What this task involves » If a line in the entries includes "Secundários", show that line.

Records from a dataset
________________
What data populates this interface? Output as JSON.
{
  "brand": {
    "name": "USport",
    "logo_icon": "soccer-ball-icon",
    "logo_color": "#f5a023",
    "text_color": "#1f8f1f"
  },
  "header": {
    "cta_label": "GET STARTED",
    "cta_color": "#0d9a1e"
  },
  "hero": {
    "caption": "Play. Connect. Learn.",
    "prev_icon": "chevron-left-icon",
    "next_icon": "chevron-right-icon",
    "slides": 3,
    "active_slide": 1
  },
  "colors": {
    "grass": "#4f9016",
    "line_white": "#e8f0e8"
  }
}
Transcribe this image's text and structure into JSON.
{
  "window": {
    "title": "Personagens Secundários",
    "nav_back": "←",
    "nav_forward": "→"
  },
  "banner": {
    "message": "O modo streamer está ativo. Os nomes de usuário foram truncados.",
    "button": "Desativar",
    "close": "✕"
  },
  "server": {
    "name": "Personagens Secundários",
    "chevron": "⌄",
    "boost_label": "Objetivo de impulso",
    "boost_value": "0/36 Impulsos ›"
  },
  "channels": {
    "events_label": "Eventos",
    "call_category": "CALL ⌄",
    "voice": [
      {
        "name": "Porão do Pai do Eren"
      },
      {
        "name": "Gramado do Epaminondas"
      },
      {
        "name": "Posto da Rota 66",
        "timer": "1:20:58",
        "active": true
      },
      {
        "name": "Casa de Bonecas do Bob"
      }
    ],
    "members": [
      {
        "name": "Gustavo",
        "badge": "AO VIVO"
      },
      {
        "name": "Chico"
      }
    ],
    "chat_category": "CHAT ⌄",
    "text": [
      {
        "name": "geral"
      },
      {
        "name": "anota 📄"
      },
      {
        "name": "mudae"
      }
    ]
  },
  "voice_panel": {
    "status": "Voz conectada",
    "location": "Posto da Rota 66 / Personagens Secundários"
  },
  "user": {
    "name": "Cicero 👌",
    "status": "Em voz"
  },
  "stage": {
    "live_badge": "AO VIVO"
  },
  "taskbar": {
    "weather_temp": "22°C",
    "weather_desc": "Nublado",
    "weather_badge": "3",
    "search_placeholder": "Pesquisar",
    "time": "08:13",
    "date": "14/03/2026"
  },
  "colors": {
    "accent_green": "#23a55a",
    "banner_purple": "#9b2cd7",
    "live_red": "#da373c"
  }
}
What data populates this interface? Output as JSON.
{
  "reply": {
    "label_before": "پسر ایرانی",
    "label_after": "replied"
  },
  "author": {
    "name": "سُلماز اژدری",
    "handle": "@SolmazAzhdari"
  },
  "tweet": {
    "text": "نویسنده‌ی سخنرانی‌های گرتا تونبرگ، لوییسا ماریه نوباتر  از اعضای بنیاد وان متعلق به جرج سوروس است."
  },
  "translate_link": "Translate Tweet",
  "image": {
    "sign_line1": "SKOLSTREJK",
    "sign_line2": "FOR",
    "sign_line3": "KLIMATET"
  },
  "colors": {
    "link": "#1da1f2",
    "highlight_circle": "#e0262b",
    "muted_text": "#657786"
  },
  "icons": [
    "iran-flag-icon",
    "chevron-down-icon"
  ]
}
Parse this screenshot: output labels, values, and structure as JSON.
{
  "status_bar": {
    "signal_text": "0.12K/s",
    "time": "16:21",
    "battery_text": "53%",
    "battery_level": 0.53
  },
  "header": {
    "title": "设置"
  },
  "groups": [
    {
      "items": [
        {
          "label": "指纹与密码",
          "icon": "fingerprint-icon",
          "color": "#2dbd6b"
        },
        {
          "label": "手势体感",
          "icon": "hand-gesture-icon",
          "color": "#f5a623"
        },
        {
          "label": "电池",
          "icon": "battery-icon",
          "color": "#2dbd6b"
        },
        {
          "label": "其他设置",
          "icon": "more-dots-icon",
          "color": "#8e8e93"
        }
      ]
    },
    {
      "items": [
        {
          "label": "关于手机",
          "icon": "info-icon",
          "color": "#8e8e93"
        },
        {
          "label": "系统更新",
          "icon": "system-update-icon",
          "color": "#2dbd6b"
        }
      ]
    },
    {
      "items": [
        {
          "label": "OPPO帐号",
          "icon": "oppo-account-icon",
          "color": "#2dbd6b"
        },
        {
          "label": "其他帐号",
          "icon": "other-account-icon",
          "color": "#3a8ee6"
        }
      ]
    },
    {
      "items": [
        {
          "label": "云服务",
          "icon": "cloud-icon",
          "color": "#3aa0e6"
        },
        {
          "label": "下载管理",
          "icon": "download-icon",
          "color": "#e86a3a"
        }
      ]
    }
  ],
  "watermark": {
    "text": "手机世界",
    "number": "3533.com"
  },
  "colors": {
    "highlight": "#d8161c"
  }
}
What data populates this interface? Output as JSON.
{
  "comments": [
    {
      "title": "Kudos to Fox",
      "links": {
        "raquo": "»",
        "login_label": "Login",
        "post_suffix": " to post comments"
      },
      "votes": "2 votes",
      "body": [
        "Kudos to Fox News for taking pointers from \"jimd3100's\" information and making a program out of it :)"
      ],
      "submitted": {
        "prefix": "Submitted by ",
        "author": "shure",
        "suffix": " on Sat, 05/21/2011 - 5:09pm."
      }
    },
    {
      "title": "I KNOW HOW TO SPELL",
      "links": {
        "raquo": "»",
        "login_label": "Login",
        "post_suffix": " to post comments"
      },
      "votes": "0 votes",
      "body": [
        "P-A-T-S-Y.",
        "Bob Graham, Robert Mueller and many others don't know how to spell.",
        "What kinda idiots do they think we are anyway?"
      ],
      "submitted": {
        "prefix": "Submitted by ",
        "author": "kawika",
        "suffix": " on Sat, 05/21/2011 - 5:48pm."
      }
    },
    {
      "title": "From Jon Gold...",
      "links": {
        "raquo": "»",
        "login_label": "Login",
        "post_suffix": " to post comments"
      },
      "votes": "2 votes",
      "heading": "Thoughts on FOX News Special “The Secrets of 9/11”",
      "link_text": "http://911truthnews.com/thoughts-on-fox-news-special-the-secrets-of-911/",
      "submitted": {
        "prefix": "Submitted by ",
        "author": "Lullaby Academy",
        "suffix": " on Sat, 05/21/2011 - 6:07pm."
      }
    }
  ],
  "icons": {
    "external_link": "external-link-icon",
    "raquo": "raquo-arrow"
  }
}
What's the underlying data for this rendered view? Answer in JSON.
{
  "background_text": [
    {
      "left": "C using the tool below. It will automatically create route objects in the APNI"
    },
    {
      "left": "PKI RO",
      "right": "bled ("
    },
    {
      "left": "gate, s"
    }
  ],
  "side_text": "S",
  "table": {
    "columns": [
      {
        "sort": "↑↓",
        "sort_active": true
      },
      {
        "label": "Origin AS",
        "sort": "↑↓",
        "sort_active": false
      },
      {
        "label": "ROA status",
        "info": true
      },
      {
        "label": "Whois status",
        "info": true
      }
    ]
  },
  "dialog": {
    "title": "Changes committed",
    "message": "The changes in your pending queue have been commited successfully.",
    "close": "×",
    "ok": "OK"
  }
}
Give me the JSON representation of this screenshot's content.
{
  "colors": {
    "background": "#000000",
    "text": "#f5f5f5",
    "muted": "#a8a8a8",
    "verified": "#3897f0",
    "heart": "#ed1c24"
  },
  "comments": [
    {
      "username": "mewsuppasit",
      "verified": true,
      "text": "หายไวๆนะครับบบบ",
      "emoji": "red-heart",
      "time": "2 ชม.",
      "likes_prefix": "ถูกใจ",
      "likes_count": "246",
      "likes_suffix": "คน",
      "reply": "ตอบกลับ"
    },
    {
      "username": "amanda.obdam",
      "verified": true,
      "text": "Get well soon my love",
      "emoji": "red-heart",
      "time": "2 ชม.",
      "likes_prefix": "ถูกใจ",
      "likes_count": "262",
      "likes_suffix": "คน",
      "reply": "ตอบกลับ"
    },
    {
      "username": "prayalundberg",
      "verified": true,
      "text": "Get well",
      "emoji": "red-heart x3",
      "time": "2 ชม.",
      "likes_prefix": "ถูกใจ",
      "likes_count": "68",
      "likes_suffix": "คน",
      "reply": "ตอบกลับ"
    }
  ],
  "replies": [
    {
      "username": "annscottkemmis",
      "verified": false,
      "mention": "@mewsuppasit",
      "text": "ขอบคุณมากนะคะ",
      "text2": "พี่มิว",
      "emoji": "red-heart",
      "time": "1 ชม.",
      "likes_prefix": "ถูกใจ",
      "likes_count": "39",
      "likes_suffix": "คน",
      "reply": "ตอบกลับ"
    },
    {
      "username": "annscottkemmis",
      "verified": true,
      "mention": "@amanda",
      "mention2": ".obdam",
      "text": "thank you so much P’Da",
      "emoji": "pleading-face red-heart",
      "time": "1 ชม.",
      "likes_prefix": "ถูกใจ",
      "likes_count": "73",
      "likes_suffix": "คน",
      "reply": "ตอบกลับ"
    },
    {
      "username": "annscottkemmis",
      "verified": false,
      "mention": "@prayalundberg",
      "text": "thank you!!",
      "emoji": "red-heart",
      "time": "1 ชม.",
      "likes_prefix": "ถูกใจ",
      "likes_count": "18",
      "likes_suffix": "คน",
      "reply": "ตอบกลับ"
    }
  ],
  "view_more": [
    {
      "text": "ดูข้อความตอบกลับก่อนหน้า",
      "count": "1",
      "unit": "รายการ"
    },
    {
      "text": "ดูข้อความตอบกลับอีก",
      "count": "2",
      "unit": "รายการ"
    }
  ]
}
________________
Output »
    "title": "Personagens Secundários",
    "name": "Personagens Secundários",
    "location": "Posto da Rota 66 / Personagens Secundários"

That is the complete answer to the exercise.